What if a machine could tell you how to be happy? What if your results could be manipulated? What if you had to do something illegal, immoral, or unethical to achieve happiness? These are a few of the questions posed in the speculative fiction novel Tell the Machine Goodnight, by Katie Williams. Set in 2035, our protagonist Pearl works for a Facebook or Google-like tech organization, Apricity, whose name means "the warmth of the sun during winter". Businesses include Apricty readings as a benefit.
After writing about the struggles of Gen X and Millennials in 2006's Generation Me, and the rise of society-wide obsession with self in 2009's Narcissism Epidemic, Dr. Twenge then set her sights on a new, decidedly different, group of young people.

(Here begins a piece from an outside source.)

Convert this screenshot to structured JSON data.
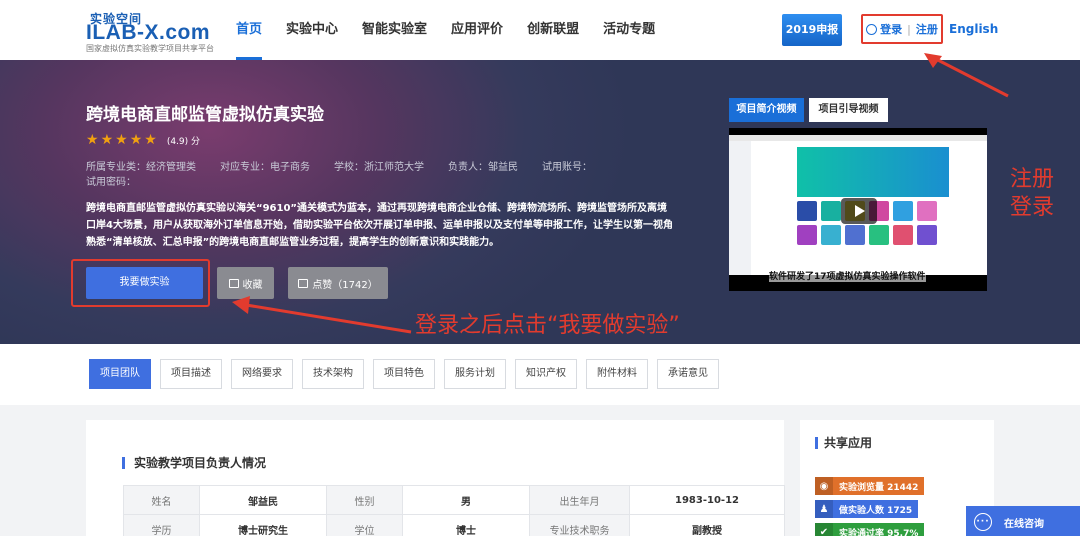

Beginning when Gus and his twin brother were born and continuing to the present, Newman shares her sometimes funny, sometimes sad, and always insightful and upbeat recollections of their lives. She touches on many of the issues with autism, but To Siri With Love is not a "how to" book. It is a positive, yet honest look into one family's journey with autism, and among others, how technology, especially Siri, is helpful to Gus.
As one who did not grow up with the internet, I was interested to see what Turkle's opinion is on where we began and where we currently are concerning the internet and how it has changed us.
James R. Hannibal’s novel titled Shadow Catcher reads like a Clancy thriller.
Nick Baron is an Air Force Major in charge of a failed B-2 stealth bomber mission that lands the fighter jet at the bottom of the Persian Gulf. Nick leads his Triple Chase team to find and dispose of the lost bomber before the enemy can get their hands on it.
Experimental sci-fi author Cory Doctorow’s new project is a self-published, print-on-demand collection of short stories called With a Little Help: an Experiment in Publishing. The stories revolve around technology; its impacts, its misuses, and its efforts to one day take control.
Marcus is intelligent and tech savvy enough to thwart the efforts of his school administrators who keep tabs on his activities. But when terrorists attack San Francisco while Marcus is skipping class with his friends, his whereabouts make him suspect and he is picked up by Homeland Security.
As fear grips the city, Marcus is dismayed at how easily people, including his liberal parents, are willing to sacrifice their personal liberties for a false sense of security. Marcus utilizes his knowledge of technology to embark on an underground campaign against Homeland Security.